ASSIGNMENT » Among the entries, find each line that includes the string "name" and list it.

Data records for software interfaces
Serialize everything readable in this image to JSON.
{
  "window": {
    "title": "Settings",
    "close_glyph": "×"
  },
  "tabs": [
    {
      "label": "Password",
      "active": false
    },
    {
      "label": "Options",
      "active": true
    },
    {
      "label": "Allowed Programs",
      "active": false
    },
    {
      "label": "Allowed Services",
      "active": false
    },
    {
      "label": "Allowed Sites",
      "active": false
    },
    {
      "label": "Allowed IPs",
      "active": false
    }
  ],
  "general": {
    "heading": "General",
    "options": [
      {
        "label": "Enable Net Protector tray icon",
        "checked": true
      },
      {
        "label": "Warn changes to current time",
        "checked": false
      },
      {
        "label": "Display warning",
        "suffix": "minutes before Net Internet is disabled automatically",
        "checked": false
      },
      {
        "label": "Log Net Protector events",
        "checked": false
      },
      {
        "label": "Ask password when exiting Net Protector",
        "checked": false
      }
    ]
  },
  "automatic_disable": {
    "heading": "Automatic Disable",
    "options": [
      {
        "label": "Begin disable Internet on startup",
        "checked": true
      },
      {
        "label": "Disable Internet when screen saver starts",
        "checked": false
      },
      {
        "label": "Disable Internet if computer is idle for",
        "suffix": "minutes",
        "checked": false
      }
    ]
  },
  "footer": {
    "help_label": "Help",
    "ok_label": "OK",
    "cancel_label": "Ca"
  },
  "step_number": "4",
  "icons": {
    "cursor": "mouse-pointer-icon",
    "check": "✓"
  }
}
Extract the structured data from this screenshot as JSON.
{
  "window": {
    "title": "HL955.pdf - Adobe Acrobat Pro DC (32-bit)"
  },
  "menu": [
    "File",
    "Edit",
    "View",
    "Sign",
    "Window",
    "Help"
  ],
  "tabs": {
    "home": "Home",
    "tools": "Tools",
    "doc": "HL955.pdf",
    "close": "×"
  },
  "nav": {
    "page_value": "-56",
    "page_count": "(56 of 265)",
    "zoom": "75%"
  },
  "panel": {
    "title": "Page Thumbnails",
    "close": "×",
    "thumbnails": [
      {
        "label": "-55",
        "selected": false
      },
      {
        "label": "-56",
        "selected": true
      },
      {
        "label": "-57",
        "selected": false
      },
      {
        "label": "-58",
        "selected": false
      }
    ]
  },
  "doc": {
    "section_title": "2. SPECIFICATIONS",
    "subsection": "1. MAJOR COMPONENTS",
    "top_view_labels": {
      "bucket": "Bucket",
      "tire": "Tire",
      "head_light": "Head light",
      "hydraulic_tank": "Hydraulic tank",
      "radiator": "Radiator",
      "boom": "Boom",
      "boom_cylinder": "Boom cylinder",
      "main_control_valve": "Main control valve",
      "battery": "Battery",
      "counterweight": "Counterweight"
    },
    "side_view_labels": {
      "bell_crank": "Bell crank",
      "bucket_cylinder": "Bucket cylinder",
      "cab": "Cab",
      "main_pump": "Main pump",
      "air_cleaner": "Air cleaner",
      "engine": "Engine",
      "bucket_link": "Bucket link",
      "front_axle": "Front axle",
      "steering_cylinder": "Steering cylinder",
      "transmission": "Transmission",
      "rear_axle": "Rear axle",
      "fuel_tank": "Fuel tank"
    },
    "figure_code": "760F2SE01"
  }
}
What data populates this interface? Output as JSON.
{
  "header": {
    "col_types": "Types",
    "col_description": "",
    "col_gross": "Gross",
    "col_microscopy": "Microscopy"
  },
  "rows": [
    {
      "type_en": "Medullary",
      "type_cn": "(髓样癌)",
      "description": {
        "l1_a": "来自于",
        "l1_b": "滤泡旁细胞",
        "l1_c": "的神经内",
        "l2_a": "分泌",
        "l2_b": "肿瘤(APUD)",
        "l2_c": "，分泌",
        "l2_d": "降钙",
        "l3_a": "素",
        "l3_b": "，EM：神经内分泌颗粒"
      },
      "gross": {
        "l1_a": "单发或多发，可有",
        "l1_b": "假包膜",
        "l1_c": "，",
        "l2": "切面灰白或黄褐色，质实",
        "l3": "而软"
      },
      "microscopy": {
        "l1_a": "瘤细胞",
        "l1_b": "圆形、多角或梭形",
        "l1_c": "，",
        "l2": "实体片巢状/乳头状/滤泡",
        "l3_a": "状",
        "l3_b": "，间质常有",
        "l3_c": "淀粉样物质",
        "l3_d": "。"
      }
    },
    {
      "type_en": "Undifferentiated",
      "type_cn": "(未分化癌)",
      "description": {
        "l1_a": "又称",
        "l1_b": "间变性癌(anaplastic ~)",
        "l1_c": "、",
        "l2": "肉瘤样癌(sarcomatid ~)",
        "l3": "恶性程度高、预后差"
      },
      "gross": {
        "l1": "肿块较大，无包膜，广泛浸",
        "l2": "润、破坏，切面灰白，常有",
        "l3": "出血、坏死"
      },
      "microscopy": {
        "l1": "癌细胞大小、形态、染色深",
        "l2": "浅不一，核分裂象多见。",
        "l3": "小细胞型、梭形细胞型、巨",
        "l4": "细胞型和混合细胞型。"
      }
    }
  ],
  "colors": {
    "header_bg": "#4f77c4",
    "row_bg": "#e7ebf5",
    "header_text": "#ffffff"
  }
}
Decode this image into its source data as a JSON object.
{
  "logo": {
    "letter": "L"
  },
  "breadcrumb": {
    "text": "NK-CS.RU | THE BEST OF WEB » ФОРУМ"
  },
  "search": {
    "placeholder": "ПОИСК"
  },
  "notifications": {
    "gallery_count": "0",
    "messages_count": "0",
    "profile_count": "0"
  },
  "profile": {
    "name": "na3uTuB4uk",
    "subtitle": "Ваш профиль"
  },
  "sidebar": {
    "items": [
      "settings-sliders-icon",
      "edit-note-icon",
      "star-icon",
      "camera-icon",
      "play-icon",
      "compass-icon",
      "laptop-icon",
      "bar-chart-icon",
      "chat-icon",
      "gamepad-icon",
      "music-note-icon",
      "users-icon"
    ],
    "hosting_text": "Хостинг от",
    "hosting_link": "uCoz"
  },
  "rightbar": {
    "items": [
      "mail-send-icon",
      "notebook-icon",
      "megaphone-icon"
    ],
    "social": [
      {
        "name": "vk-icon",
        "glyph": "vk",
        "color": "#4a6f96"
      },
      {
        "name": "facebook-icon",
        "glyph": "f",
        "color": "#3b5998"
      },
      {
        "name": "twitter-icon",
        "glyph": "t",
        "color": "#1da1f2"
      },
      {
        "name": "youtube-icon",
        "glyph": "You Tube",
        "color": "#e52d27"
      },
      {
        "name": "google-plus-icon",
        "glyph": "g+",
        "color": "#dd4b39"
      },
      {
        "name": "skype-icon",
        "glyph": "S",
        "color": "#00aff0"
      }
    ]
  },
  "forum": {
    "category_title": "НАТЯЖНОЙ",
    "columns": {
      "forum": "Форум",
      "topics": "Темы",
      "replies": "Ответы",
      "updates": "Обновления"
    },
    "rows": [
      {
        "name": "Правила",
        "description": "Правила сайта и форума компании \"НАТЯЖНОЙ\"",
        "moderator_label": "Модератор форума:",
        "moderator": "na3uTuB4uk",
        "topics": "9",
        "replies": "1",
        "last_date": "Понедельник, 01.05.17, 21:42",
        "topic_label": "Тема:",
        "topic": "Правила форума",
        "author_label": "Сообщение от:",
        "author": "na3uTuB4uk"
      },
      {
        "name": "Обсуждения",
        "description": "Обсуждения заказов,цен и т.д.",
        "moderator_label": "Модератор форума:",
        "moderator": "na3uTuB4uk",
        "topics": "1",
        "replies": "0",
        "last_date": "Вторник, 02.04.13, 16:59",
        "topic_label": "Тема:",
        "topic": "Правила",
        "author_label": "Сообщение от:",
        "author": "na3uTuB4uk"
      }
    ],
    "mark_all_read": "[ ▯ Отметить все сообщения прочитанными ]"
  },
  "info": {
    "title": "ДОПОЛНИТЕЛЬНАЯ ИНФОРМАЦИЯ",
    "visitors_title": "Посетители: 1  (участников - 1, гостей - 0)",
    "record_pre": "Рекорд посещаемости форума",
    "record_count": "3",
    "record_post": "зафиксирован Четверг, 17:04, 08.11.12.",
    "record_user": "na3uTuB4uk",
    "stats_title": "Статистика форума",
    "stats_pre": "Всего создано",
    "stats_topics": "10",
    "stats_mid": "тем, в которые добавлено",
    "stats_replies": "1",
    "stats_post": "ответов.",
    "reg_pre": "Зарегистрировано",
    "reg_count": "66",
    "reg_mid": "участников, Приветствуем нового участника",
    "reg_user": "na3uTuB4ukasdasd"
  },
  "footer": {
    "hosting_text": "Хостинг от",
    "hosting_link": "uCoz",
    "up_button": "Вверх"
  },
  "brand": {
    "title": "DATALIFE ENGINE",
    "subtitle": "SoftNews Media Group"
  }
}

THE COMPLETED TASK »
    "name": "na3uTuB4uk",
        "name": "vk-icon",
        "name": "facebook-icon",
        "name": "twitter-icon",
        "name": "youtube-icon",
        "name": "google-plus-icon",
        "name": "skype-icon",
        "name": "Правила",
        "name": "Обсуждения",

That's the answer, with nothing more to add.